UPDATE: "I've received confirmation from multiple sources that AOL Fanhouse has been working on this idea for months. So I feel much better now that I can cheer for the project without any reservations. I encourage you to check it out as well."
I appreciate the linkage for the Erin Buescher interview; thanks to True Hoop, Signal to Noise, the Extrapolater, and Jack Cobra. I recently found out that I got an idea link, from AOL Fanhouse. Let me explain.
Two weeks ago, I wrote a post about how there should be more women videocasting sports shows. I wrote it out in detail how it should go down. Top sports stories of the day. Two minutes. Witty. The female should be attractive, but more important is that she have an above average voice worth listening to. No bimbos, either. I pointed out examples of this online in other fields and made a big deal over the fact that it's not being done in sports.
And then, this week, guess what AOL Fanhouse rolled out? The Fan House Minute Featuring every detail I mentioned. Except it's one minute, not two, and it's not witty quite yet. At first, I have to admit, I got a little upset. I was hoping that a minor-league blogger would come up with the idea and use it to go big-time, rather than the sprawling AOL Fanhouse.

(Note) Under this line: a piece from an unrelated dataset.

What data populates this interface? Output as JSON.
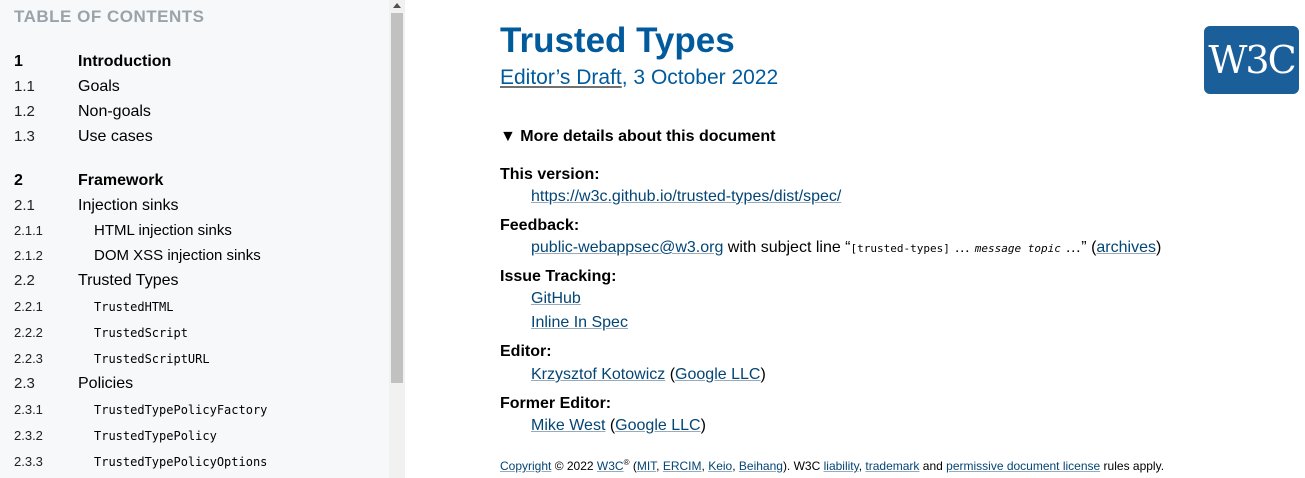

Then I realized, hey, not only did I tell you what should happen next, but I also told you I would know what would happen next and not profit by it (second paragraph). And, I also realized that I consider one of those ladies a blogging friend, and I specifically said in my post that I wanted one of my friends to take this idea and profit from it. In addition, I can't pretend that my idea is particularly original. I said in the original post that such videos have already come out for news and finance. And there's no way that AOL Fanhouse could read my idea on the 14th and then turn around and line up 5 ladies to make videos by the 24th.
It's fascinating how ideas work. In the month of September 2007, several bloggers finally thought the time was right for women to videocast sports. This type of coincidence is actually not that unusual. If you look back in history, you'll see that several inventions were done nearly simultaneously...by people living in different countries, who were ignorant of each other's work. I believe the invention of calculus and the Hale-Bopp Comet are two examples. Essentially, ideas are not so much created by man as much as discovered as opportunities, in my opinion.
Still, you can guess that I had a fun first hour of paranoia first, wondering if AOL Fanhouse was reading my blog. I'm not sure if I can cope with a world where big-time bloggers read my blog, my ideas actually make sense, and people implement them. Oh, who am I kidding? I can DEFINITELY cope. On second thought, I could get used to this. My next idea is ESPN should sign up more bloggers to Bill Simmons-level contracts, and start with me.